I was inspired by a skirt from the Italian pattern drafting book "Il Modellismo Sartoriale":
What I like is the slimming effect of the vertical lines of the panels. You could also use those seam lines to introduce a flare for an A-line skirt. Pretty versatile, eh?
I wanted mine to be pegged (narrow at the knees) so a vent is necessary for walking. I decided on a box pleat in the back instead of the expected vent. I thought it would make the lining easier.
And for the waistband, I chose neither facings nor a waistband, opting instead for a self lined finish. A narrow twill tape sewn at the waist seam stabilizes it.
And here is the muslin:
I sewed a version in black tropical weight wool, and it needs to be hemmed.
I have so many options nowadays, to draft a pattern.
- Paper and pencil work surprisingly well! That method is not as difficult as I'd have guessed a few years ago.
- Bernina My Label - I'll get back into my beloved BML as soon as I measure myself again. When I lost everything on my hard drive to a virus, I lost all my measurements (and the measurements of DD & DSD)
- Wild Ginger Pattern Master Boutique (PMB)- this is what I used to create this pattern.
- It doesn't need very many measurements.
- The print preview is useful to overlay the pattern pieces before printing. The reduces the number of pages printed.
- I cut the all the right & bottom edges first, then use tiny bits of tape to attach the pages to the cutting mat. The grid lines on the cutting mat make it quick to line up the paper.
- Roll out the tracing paper. I am using doctor's exam table paper. The vellum is just about the same weight and transparency of commercial pattern paper.
- It is easier than tracing from a pattern magazine (eg BWOF) because there is only one pattern on the paper.
The first muslin was way too loose, so I went back into the program to reduced the amount of ease, increase the number of darts and move them closer to the side seam. While tracing, I just added the vertical seams through the front darts to create the panel look.
So, how about that? When I was finished, I realized I had designed a skirt. I know it is nothing ground-breaking, but isn't this what it means to design? I think so ... I just put together a few features and ended up with the skirt I wanted.
Yes, I am going on and on, here. If you have read this far, I am almost finished :D

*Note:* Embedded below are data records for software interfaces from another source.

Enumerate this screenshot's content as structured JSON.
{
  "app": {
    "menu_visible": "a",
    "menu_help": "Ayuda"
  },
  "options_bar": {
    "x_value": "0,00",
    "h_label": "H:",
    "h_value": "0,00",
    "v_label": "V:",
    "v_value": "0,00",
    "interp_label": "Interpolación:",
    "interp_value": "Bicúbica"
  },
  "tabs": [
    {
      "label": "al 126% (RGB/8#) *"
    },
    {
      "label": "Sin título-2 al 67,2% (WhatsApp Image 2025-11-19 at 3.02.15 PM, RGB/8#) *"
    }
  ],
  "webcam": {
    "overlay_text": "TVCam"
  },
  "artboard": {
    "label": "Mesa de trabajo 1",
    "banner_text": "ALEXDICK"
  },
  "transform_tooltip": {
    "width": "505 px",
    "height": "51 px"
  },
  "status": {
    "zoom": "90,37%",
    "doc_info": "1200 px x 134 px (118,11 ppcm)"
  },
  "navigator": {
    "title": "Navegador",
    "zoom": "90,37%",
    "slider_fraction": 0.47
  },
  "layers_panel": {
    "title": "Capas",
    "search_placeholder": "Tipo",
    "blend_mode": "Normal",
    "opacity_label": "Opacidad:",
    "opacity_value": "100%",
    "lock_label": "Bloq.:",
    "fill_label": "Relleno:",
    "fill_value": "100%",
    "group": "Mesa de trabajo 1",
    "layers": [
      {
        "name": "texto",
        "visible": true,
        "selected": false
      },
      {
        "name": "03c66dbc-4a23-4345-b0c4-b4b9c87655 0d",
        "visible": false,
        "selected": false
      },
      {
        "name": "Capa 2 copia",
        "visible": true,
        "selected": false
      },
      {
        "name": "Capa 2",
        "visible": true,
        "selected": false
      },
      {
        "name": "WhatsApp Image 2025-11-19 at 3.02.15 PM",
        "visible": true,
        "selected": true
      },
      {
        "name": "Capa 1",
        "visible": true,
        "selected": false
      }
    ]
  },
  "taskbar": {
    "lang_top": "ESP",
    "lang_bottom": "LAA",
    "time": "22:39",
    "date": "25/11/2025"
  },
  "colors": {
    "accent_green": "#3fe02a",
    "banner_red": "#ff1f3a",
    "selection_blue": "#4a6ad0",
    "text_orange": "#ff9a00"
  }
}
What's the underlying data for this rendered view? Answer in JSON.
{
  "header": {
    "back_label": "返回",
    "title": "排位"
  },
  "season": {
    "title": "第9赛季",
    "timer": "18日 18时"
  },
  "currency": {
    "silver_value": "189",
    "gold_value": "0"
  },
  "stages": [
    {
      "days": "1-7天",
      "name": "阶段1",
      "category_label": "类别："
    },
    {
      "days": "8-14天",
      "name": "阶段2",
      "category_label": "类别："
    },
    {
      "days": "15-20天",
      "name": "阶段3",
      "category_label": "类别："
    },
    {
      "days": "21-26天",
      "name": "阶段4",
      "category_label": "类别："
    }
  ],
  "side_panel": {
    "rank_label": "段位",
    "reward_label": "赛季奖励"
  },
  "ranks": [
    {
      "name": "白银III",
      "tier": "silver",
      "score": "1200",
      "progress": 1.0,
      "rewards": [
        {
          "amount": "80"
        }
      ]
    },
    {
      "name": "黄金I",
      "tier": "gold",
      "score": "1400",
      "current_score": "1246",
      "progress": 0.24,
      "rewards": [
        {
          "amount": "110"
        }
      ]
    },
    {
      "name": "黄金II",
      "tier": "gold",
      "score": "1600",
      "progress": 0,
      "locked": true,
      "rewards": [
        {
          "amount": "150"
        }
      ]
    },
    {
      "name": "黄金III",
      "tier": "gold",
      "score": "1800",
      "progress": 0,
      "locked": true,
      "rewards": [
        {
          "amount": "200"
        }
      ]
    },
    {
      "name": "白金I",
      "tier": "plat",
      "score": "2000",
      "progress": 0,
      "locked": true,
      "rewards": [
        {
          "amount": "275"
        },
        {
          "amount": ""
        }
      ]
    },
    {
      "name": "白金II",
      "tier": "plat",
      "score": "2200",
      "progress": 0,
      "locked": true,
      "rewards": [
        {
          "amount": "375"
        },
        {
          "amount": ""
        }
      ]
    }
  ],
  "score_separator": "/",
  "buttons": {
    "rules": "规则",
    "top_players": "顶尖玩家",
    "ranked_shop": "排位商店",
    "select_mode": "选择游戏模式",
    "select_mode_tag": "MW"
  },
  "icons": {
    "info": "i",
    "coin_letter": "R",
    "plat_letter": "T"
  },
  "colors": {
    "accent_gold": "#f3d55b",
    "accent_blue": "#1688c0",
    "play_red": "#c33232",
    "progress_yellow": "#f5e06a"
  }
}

The vertical lines are straight, which I think helps for a flattering line. And the box pleat in the back allowed for a very simple lining and, yep, it was faster & easier than a vent.
Maybe I'll get that thing hemmed and worn soon, so I can post a pic.